Some women spoke about times when they were discriminated against because of having HIV. This included people not wanting to be in contact with their blood and making assumptions about how they came to be diagnosed with HIV. Holly talked about how a midwife ‘grimaced’ when she said HIV, and Emma remembered that some staff gave her a ‘wide berth’ until she explained some the key facts about HIV to them. (You can find more information about laws to protect people living with HIV from discrimination)
Holly found it frustrating when she met a midwife with who held negative attitudes about HIV (played by an actor).
Another area of difficulty for people we spoke to was trusting that staff would maintain confidentiality about their HIV status, particularly when they had chosen not to share this with close relatives. Nozipho remembered being concerned that staff would talk about her status in front of her partner.
Biola’s health visitor asked her questions about medication in front of her partner, who didn’t know her status.
Infant feeding advice and support from non-HIV healthcare professionals
Women had mixed experiences of receiving support and advice about infant feeding from the non-HIV healthcare staff supporting them. Gracelove had felt supported in her decision to breastfeed by HIV staff, but was advised not to breastfeed by the non-HIV specialist staff involved in her pregnancy. Some women we spoke to said that staff did not understand the BHIVA (British HIV Association) guidance.
Marella’s paediatrician told her to not be stubborn if she is unable to breastfeed, but her specialist midwife was supportive.
As formula feeding is still encouraged in the guidelines, women who choose to formula feed need to be offered medication to stop lactation. Not everyone we spoke to received advice about the range of natural and medical options for stopping the body producing milk. Sandra’s midwife explained what was available and she chose to take medication. Joyce was not told that there was a medication that could stop breastmilk, and Amy asked for medication, but staff were reluctant to give it to her. Other people, such as Marcy and Camille, wanted a choice between medication and letting breastmilk stop ‘naturally’. Marcy was ‘tired of things going through my system’.
Camille felt she wasn’t given a choice about whether to take medication to stop her breastmilk.

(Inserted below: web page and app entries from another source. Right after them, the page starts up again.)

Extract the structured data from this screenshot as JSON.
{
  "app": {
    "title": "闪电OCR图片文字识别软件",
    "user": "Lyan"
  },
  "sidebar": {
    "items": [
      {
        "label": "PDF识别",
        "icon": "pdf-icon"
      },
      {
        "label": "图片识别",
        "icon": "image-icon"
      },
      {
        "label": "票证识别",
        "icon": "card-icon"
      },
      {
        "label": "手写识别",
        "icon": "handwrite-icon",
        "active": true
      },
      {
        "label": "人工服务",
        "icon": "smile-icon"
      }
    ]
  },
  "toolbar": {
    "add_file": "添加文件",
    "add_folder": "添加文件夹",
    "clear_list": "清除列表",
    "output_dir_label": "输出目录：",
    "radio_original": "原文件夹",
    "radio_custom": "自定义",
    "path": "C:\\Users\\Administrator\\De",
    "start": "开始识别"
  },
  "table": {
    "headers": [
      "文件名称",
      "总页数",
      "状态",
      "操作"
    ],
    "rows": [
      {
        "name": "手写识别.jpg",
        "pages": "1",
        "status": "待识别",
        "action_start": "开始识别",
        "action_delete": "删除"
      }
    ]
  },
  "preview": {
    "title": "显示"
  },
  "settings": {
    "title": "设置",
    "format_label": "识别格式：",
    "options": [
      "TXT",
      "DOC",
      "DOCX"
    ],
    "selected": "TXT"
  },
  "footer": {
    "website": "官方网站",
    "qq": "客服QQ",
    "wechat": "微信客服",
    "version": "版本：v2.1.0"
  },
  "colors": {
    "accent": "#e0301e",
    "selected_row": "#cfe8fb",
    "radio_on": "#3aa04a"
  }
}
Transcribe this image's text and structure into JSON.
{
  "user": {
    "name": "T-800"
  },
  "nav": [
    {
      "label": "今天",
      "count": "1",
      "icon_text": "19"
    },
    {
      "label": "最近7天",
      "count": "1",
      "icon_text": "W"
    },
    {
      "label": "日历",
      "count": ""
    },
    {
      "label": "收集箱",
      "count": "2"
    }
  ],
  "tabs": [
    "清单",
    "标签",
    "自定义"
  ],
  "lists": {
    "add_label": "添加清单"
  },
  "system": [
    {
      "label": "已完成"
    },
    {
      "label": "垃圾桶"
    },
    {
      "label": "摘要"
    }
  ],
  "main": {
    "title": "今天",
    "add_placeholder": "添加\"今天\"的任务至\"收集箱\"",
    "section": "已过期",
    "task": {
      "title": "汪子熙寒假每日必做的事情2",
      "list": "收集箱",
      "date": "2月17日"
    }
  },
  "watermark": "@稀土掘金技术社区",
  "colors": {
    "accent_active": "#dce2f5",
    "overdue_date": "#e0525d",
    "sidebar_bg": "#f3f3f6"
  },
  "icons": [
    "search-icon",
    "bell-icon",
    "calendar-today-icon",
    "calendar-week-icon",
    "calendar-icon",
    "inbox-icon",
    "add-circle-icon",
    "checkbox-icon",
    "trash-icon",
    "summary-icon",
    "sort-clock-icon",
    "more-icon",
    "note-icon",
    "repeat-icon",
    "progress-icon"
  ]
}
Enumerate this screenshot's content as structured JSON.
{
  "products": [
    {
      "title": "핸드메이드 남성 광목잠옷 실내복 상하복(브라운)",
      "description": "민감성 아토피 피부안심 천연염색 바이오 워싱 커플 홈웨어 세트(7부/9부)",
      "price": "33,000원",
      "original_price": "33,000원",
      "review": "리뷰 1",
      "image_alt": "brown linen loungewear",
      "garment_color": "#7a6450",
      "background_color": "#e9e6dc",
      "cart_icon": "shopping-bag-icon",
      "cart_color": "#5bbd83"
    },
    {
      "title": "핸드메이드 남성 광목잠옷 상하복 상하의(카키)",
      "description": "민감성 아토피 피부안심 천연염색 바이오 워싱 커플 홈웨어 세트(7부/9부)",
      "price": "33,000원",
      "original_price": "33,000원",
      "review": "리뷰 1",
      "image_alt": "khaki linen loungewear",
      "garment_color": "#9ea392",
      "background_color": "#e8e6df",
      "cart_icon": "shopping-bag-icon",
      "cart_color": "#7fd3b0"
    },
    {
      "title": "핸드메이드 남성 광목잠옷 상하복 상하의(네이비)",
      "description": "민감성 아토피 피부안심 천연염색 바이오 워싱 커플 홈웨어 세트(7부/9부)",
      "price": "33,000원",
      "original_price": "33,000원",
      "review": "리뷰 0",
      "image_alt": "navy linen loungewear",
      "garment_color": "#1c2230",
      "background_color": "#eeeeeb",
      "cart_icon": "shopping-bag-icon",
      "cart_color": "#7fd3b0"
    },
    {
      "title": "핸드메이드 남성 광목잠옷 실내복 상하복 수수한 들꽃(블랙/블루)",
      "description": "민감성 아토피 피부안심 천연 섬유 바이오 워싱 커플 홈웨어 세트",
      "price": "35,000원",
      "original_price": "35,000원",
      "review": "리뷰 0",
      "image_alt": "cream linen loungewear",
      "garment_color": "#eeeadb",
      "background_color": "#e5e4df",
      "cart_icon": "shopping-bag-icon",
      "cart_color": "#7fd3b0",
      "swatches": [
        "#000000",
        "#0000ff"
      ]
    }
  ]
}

For those who decided to formula feed, there was also inconsistent information about whether parents should bring their own formula milk or whether it would be provided free at the hospital or via their GP. Veronica knew from her first birth that the hospital would provide her with formula. Some, like Sherry and Joyce, were asked which brand they preferred, and Maya had her formula milk choices written into her care plan. Others, like Diablos and Sasha, found it difficult to access free formula milk on the maternity ward. Sasha found the information before going to hospital confusing.
Emily was given formula milk by her HIV clinic.
A range of HIV clinics and charities provide free formula milk for mothers living with HIV. HIV clinics can refer people to the charities. The 4M Network recorded a webinar with tips on how to have a good relationship with your medical team (See Resources).